There’s a lot to love.
I’ve had this volume waiting to be read for aaaages. I thought it appropriate to read as I rode public transport on my way to interviewing Rosaleen Love – what I’ve read of her work fits into the broader milieu of the works represented here. As I read, I couldn’t believe that I’d allowed myself to leave this book festering on the shelf for so long.
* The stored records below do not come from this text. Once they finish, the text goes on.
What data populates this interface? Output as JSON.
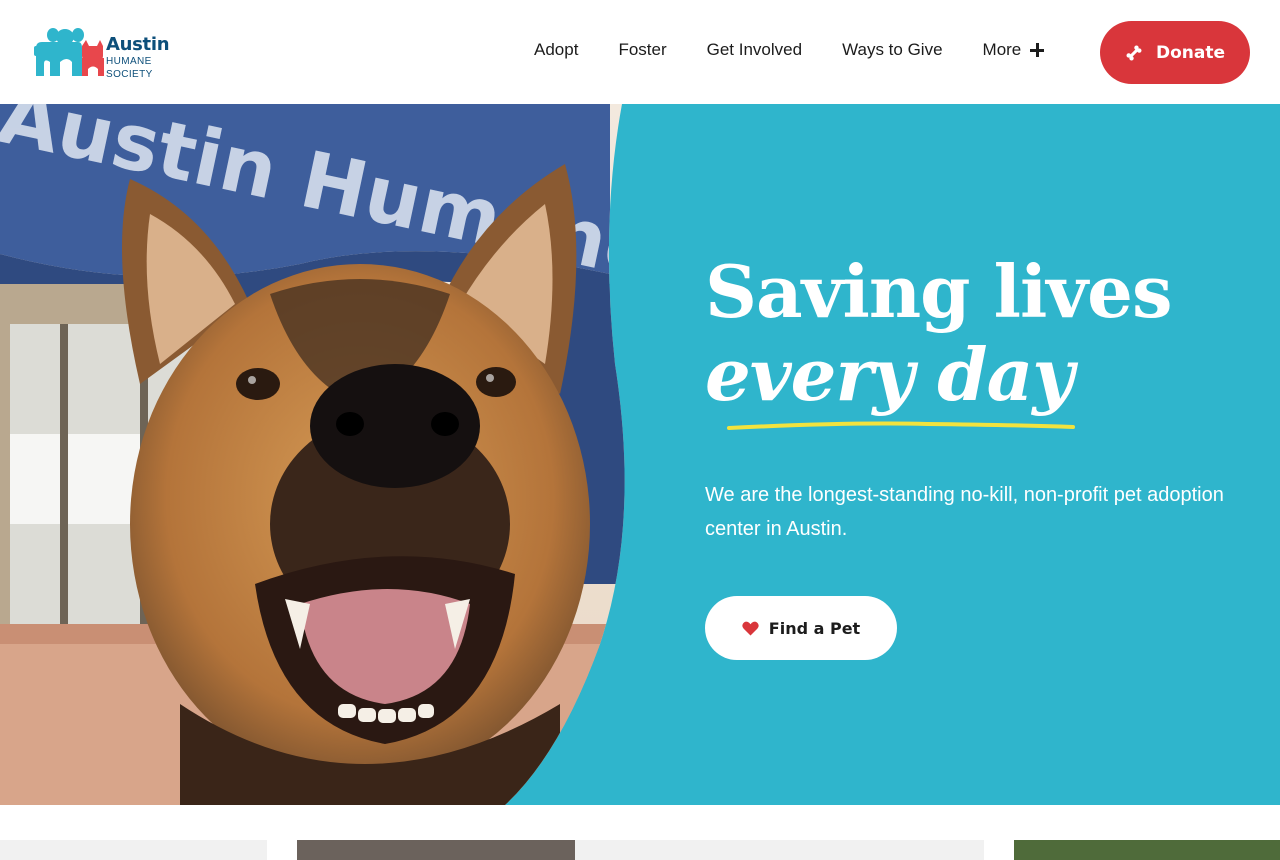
{
  "brand": {
    "name_line1": "Austin",
    "name_line2": "HUMANE",
    "name_line3": "SOCIETY",
    "color_primary": "#0d4f7a",
    "color_teal": "#2fb5cc",
    "color_red": "#d9363b",
    "color_yellow": "#f2e33d"
  },
  "nav": {
    "items": [
      {
        "label": "Adopt"
      },
      {
        "label": "Foster"
      },
      {
        "label": "Get Involved"
      },
      {
        "label": "Ways to Give"
      },
      {
        "label": "More"
      }
    ],
    "more_icon": "plus-icon",
    "donate_label": "Donate",
    "donate_icon": "bone-icon"
  },
  "hero": {
    "headline_line1": "Saving lives",
    "headline_line2": "every day",
    "description": "We are the longest-standing no-kill, non-profit pet adoption center in Austin.",
    "cta_label": "Find a Pet",
    "cta_icon": "heart-icon",
    "photo_subject": "smiling shepherd mix dog in front of shelter building",
    "building_sign_text": "Austin Humane Society"
  }
}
The non-fiction includes an essay of Pam Noles’, called “Shame,” which struck me very deeply: about the experience of watching and reading science fiction as a person of colour, and not seeing yourself. Her dad sounds awesome: he called the movies she was watching “Escape to a White Planet,” and “Mars Kills the White People.” There’s an enormous amount in this essay that I, as a privileged white reader (gender does not trump race – it’s not a competition) probably need to read it again. Several times. And that the editors paired it with Dorothy Allison’s essay on Octavia Butler was very nice – the latter doesn’t talk all that much about race, more about Butler’s vision of women in the future, but the two are surely entwined… perhaps not especially in Butler, but certainly in Butler. And then there’s a letter from L Timmel Duchamp to Alice Sheldon/James Tiptree Jr, which is a lovely musing on what Sheldon/Tiptree as person and as author has meant to one individual.
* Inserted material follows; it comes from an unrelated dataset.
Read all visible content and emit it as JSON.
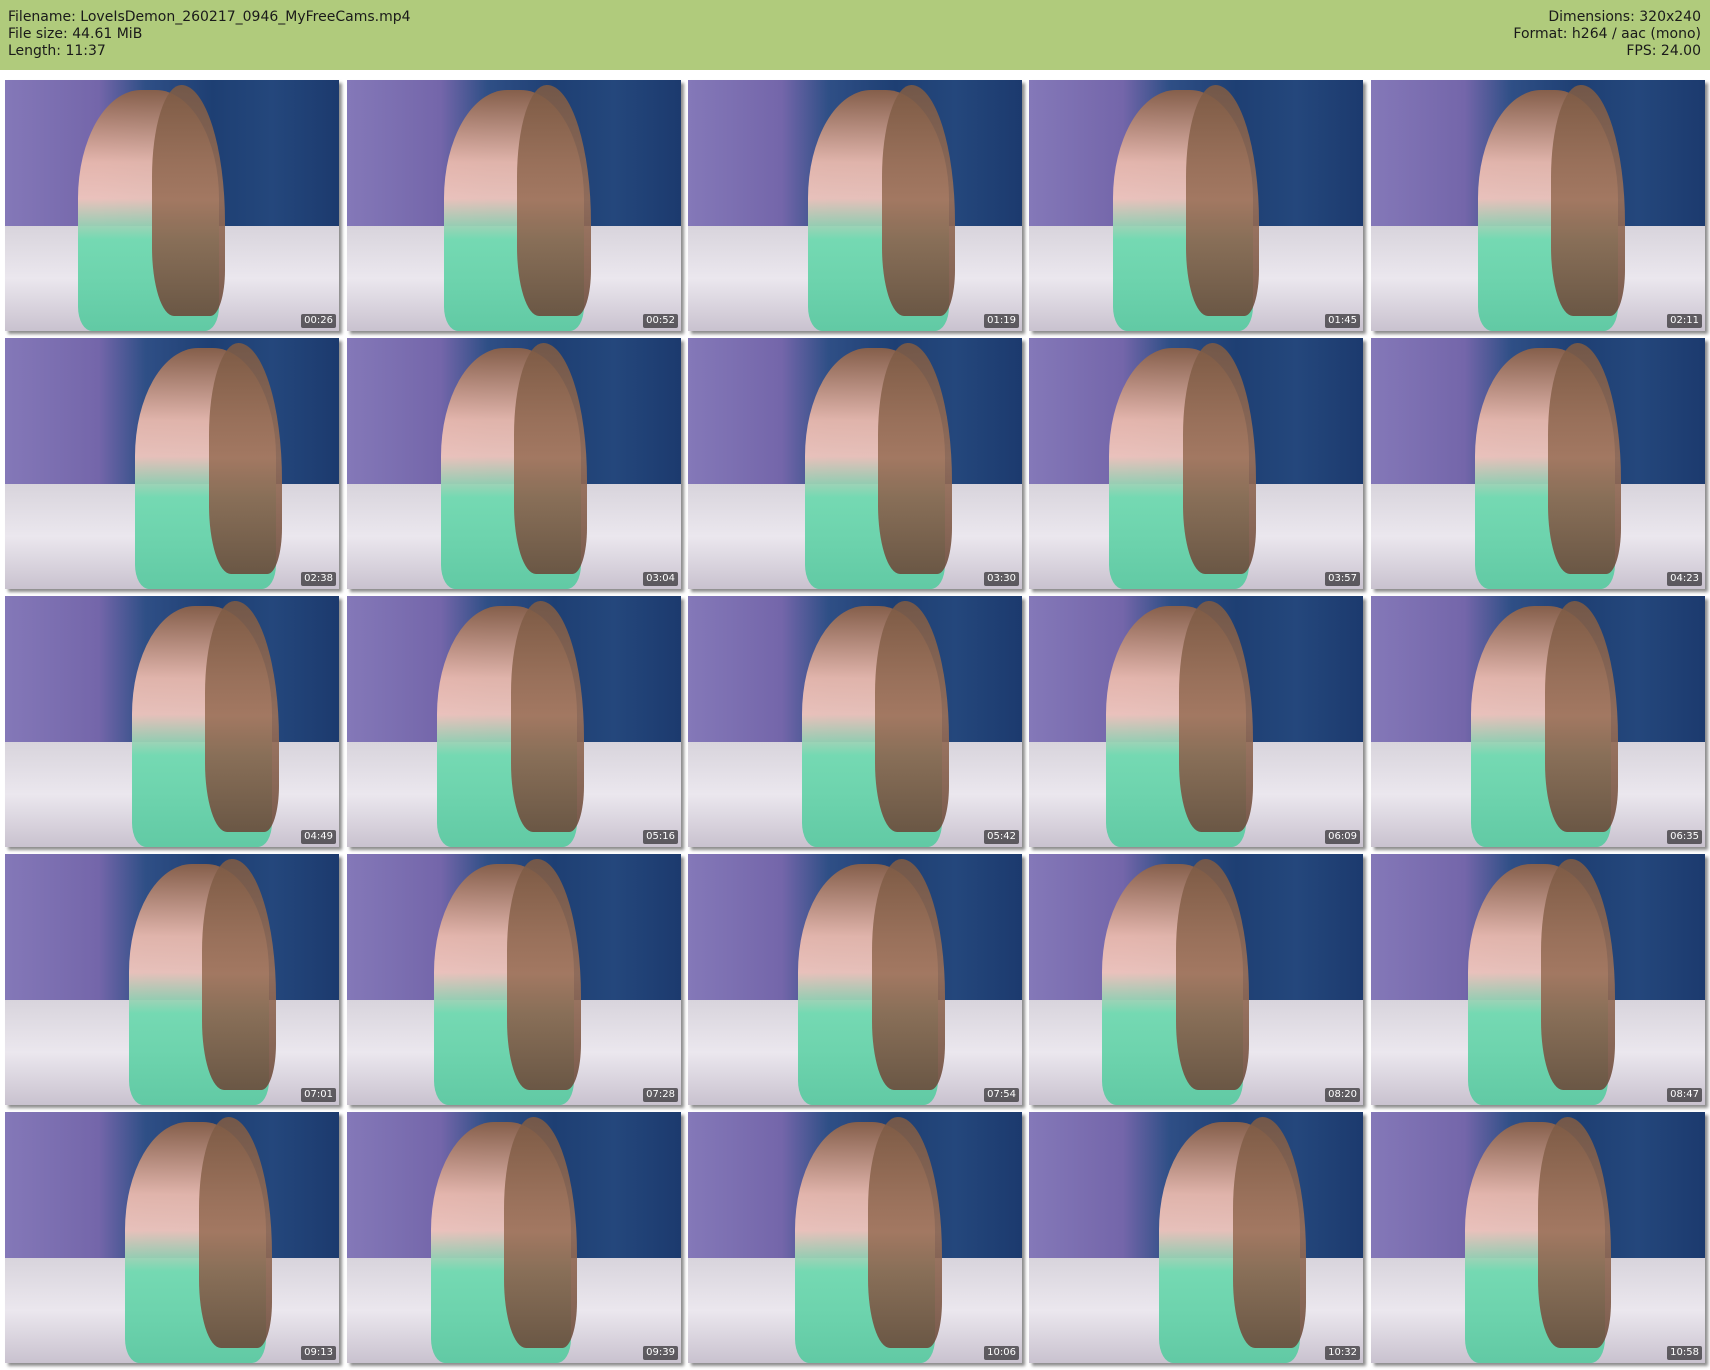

Geoff Ryman looks at some possible consequences of the internet arriving in an out of the way village; Nalo Hopkinson goes domestic, sinister and mythological all in one hit; Margo Lanagan does weird weird things that I’m still figuring out in “Wooden Bride” – the story that, I think, gets the shortest introduction of all, since “some stories shouldn’t be introduced” and doesn’t that just describe all of Lanagan’s work? Aimee Bender’s “Dearth” is a devastating, heart warming, bewildering story about maternity and mothering… and I’ve just realised the protagonist is never named. And isn’t that a statement in itself. All of the stories so far were new to me, and Bender was a new name. And then it gave me Ursula Le Guin’s “Mountain Ways,” one of my favourites of her short stories. I can’t possibly pick a favourite story, because that would mean choosing between Le Guin and Ted Chiang: “Liking what you see: A Documentary” is another of his glorious mucking-with-structure stories in which the question about whether you should turn off the ability to see/appreciate beauty is presented as if as a transcribed documentary. And the fact that there are no visuals to accompany this story about visuals just adds to its power and general gloriousness. And for the editors to pair this with Tiptree’s “The Girl Who Was Plugged In” – well, I’ll admit that I did not reread the Tiptree. It was just going to be too raw an experience. So too was “Litte Faces,” by Vonda McIntyre, but I didn’t know that before going in. Deeply disturbing and weird (but not entirely in an unpleasant way), as well as powerful and impressive – and so very different. So, too, the final story – different that is, slightly less weird and disturbing – is “Knapsack Poems,” from Eleanor Arnason. She uses a character who is effectively distributed over eight bodies to tell a story of travel and experience, and I couldn’t help but be reminded of Ann Leckie’s Ancillary Justice. I’m not sure the similarities are much more than superficial, but they’re intriguing anyway.
This anthology works as something read from cover to cover in a sitting or two; it could be dipped into over months; it could be hopscotched. It should be read in any way you can.
[…] complaint – and matches nicely with Pam Noles’ “Shame,” which I read in a Tiptree Anthology. She gets dangerously personal in “Confessions of a Fat Girl” – dangerous to […]
[…] the rest of me took a step back, looked horrified, and said: “Have you learned nothing from Pam Noles’ essay “Shame”? And from the entire Kaleidoscope project? The story has a black protagonist. That’s […]